To see a flock of members of the governing legislative party in a State being flown from one destination to another in chartered planes, housed in five-star hotels, and taken to States run by the party in power at the Centre is a sign of a conspiracy. Given such circumstances, it is time for the Supreme Court to re-write that law, if necessary by exercising powers under Article 142 of the Constitution.
Equally alarming is the recent trend of the use of draconian powers, especially the Prevention of Money Laundering Act, against Opposition members. Nobody can condone illegalities. Individuals, if guilty, must be proceeded with under the law. But can one believe that such illegalities are committed only in the Opposition? There has not been a single case against a member of the ruling party since 2014. Is dishonesty the forte of only the Opposition parties?

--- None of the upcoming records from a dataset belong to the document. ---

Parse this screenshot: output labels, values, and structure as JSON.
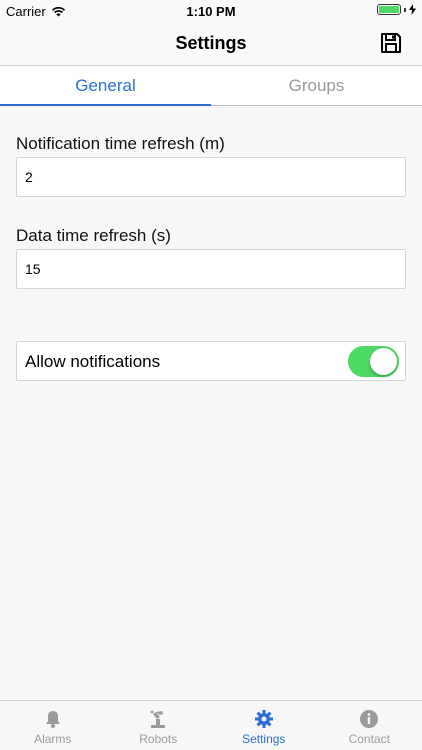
{
  "status_bar": {
    "carrier": "Carrier",
    "time": "1:10 PM"
  },
  "nav": {
    "title": "Settings"
  },
  "tabs": [
    {
      "label": "General",
      "active": true
    },
    {
      "label": "Groups",
      "active": false
    }
  ],
  "form": {
    "notification_refresh": {
      "label": "Notification time refresh (m)",
      "value": "2"
    },
    "data_refresh": {
      "label": "Data time refresh (s)",
      "value": "15"
    },
    "allow_notifications": {
      "label": "Allow notifications",
      "enabled": true
    }
  },
  "tab_bar": {
    "items": [
      {
        "label": "Alarms",
        "icon": "bell-icon"
      },
      {
        "label": "Robots",
        "icon": "robot-icon"
      },
      {
        "label": "Settings",
        "icon": "gear-icon",
        "active": true
      },
      {
        "label": "Contact",
        "icon": "info-icon"
      }
    ]
  },
  "colors": {
    "accent": "#2c6fd1",
    "toggle_on": "#4cd964",
    "inactive": "#9b9b9b"
  }
}
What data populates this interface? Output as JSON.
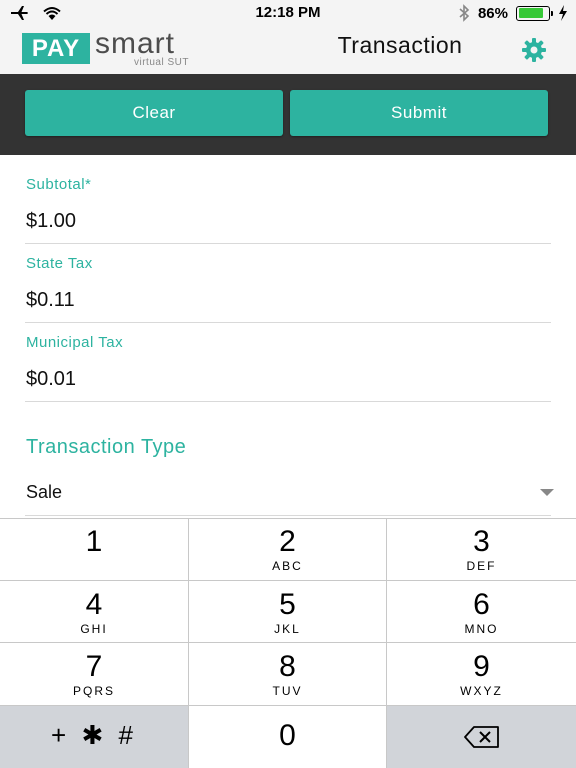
{
  "status_bar": {
    "time": "12:18 PM",
    "battery_percent": "86%",
    "battery_level": 0.86,
    "icons": [
      "airplane-icon",
      "wifi-icon",
      "bluetooth-icon",
      "battery-icon",
      "charging-icon"
    ]
  },
  "header": {
    "logo_pay": "PAY",
    "logo_smart": "smart",
    "logo_sub": "virtual SUT",
    "title": "Transaction",
    "settings_icon": "gear-icon"
  },
  "actions": {
    "clear_label": "Clear",
    "submit_label": "Submit"
  },
  "form": {
    "subtotal_label": "Subtotal*",
    "subtotal_value": "$1.00",
    "state_tax_label": "State Tax",
    "state_tax_value": "$0.11",
    "municipal_tax_label": "Municipal Tax",
    "municipal_tax_value": "$0.01",
    "transaction_type_title": "Transaction Type",
    "transaction_type_value": "Sale"
  },
  "keypad": {
    "keys": [
      {
        "digit": "1",
        "letters": ""
      },
      {
        "digit": "2",
        "letters": "ABC"
      },
      {
        "digit": "3",
        "letters": "DEF"
      },
      {
        "digit": "4",
        "letters": "GHI"
      },
      {
        "digit": "5",
        "letters": "JKL"
      },
      {
        "digit": "6",
        "letters": "MNO"
      },
      {
        "digit": "7",
        "letters": "PQRS"
      },
      {
        "digit": "8",
        "letters": "TUV"
      },
      {
        "digit": "9",
        "letters": "WXYZ"
      },
      {
        "digit": "0",
        "letters": ""
      }
    ],
    "symbols_label": "+ ✱ #",
    "backspace_icon": "backspace-icon"
  },
  "colors": {
    "accent": "#2db3a0",
    "action_bar": "#333333",
    "header_bg": "#f4f4f4",
    "keypad_gray": "#d1d4d9"
  }
}
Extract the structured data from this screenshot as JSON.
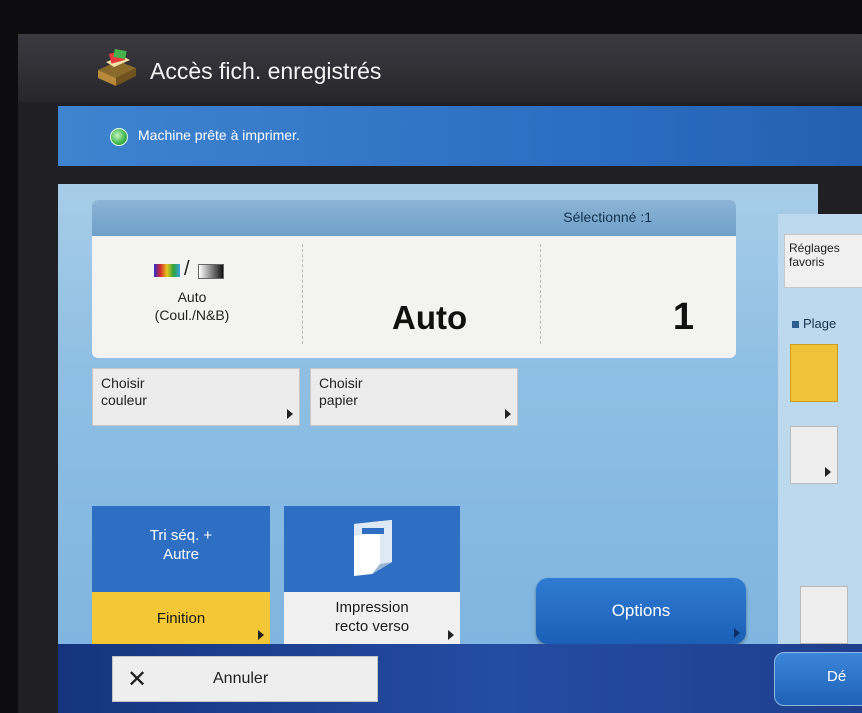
{
  "header": {
    "title": "Accès fich. enregistrés",
    "icon": "printer-box-icon"
  },
  "status": {
    "text": "Machine prête à imprimer.",
    "icon": "status-ok-icon",
    "color": "#38b54a"
  },
  "summary": {
    "selected": "Sélectionné :1",
    "color_mode": {
      "line1": "Auto",
      "line2": "(Coul./N&B)"
    },
    "paper_value": "Auto",
    "quantity": "1"
  },
  "buttons": {
    "choose_color": {
      "line1": "Choisir",
      "line2": "couleur"
    },
    "choose_paper": {
      "line1": "Choisir",
      "line2": "papier"
    },
    "finishing": {
      "sub1": "Tri séq. +",
      "sub2": "Autre",
      "label": "Finition"
    },
    "duplex": {
      "line1": "Impression",
      "line2": "recto verso"
    },
    "options": "Options"
  },
  "right_panel": {
    "favorites": {
      "line1": "Réglages",
      "line2": "favoris"
    },
    "range": "Plage"
  },
  "footer": {
    "cancel": "Annuler",
    "start": "Dé"
  },
  "colors": {
    "accent_blue": "#2f6fc3",
    "finishing_yellow": "#f3c735",
    "panel": "#8fbfe3"
  }
}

The way forward
The Prime Minister must seriously introspect on the erosion of public life and set things right. The judiciary must be aware of the ground realities and not allow such politically motivated investigations. Judges should readily grant anticipatory bail or regular bail in such matters. Political parties, the judiciary and civil society must take steps to ensure that democracy does not fail. The Opposition must be tolerated because if it is left for the party in power to decide what is healthy and unhealthy criticism, then every criticism of the latter will be treated as unhealthy.
During the Constituent Assembly debates, Naziruddin Ahmad had warned: “If you are not desirous of creating anti-Congress feeling... it is very necessary for you to create an opposition, if necessary by some members volunteering to go to the opposition and making it healthy and strong.” Ramnarayan Singh went further and said, “ A government which does not like opposition and always wants to be in power is not a patriotic but a traitor government.”
At the same time, while the Opposition must be credible and strong, it is for the Opposition to make itself credible and strong. It must feel the pulse of the people. Unless it makes itself respectable, it cannot demand any respect. This is the biggest challenge facing the nation today.
The Opposition must also work constructively. Merely attacking the Prime Minister is not conducive for democracy. Our constitutional goal was to establish a sovereign, democratic republic. Mr. Modi and his party have a responsibility to ensure that India does not turn into an undemocratic republic.
Dushyant Dave is a Senior Advocate at the Supreme Court of India and former President of the Supreme Court Bar Association